  54. Yeldan E, Voyvoda E (2015) Low carbon development pathways and priorities for Turkey. WWF-Turkey/Istanbul Policy Center-Sabanci University-Stiftung Mercator Initiative, Istanbul, TurkeyGoogle Scholar
  55. Yılmaz A, Ürüt-Kelleci S, Bostan A (2016) Türkiye Ekonomisinde Sektörel Enerji Tüketiminin Ayrıştırma Yöntemi ile Analizi. Dokuz Eylül Üniversitesi İktisadi ve İdari Bilimler Fakültesi Dergisi 31(2):1–27Google Scholar
  56. Zhang YJ, Da YB (2015) The decomposition of energy-related carbon emission and its decoupling with economic growth in China. Renew Sust Energ Rev 41:1255–1266CrossRefGoogle Scholar
  57. Zhang K, Liu X, Yao J (2019) Identifying the driving forces of CO2 emissions of China’s transport sector from temporal and spatial decomposition perspectives. Environ Sci Pollut Res:1–24Google Scholar
  58. Zhao X, Zhang X, Li N, Shao S, Geng Y (2017) Decoupling economic growth from carbon dioxide emissions in China: a sectoral factor decomposition analysis. J Clean Prod 142:3500–3516CrossRefGoogle Scholar

Copyright information

© Springer-Verlag GmbH Germany, part of Springer Nature 2019
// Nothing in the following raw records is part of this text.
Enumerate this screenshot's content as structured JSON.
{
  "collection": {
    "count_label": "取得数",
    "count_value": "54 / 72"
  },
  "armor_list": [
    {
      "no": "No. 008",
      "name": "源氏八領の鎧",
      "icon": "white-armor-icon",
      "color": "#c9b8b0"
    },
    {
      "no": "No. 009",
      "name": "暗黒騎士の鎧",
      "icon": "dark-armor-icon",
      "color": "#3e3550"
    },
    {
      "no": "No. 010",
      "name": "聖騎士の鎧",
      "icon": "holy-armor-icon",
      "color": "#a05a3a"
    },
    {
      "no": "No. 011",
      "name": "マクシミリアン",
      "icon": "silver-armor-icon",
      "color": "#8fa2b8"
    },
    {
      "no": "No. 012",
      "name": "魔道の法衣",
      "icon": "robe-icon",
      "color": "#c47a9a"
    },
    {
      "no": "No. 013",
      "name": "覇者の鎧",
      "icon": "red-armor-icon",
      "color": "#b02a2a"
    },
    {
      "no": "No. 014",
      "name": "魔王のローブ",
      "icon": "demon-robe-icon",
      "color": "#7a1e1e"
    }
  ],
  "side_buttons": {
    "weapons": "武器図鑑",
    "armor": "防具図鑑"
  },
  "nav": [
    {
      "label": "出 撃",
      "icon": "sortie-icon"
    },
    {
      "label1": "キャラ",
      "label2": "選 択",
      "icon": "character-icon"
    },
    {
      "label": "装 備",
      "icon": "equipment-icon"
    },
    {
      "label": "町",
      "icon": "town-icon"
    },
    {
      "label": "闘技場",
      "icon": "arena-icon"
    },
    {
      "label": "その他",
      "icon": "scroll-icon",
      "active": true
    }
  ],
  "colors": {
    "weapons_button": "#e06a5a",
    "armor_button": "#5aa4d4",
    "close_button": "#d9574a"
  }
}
Authors and Affiliations

  1. 1.AydınTurkey
  2. 2.Faculty of Economics and Administration SciencesAdnan Menderes UniversityAydınTurkey
  3. 3.Aydın Economics FacultyAdnan Menderes UniversityAydınTurkey

Personalised recommendations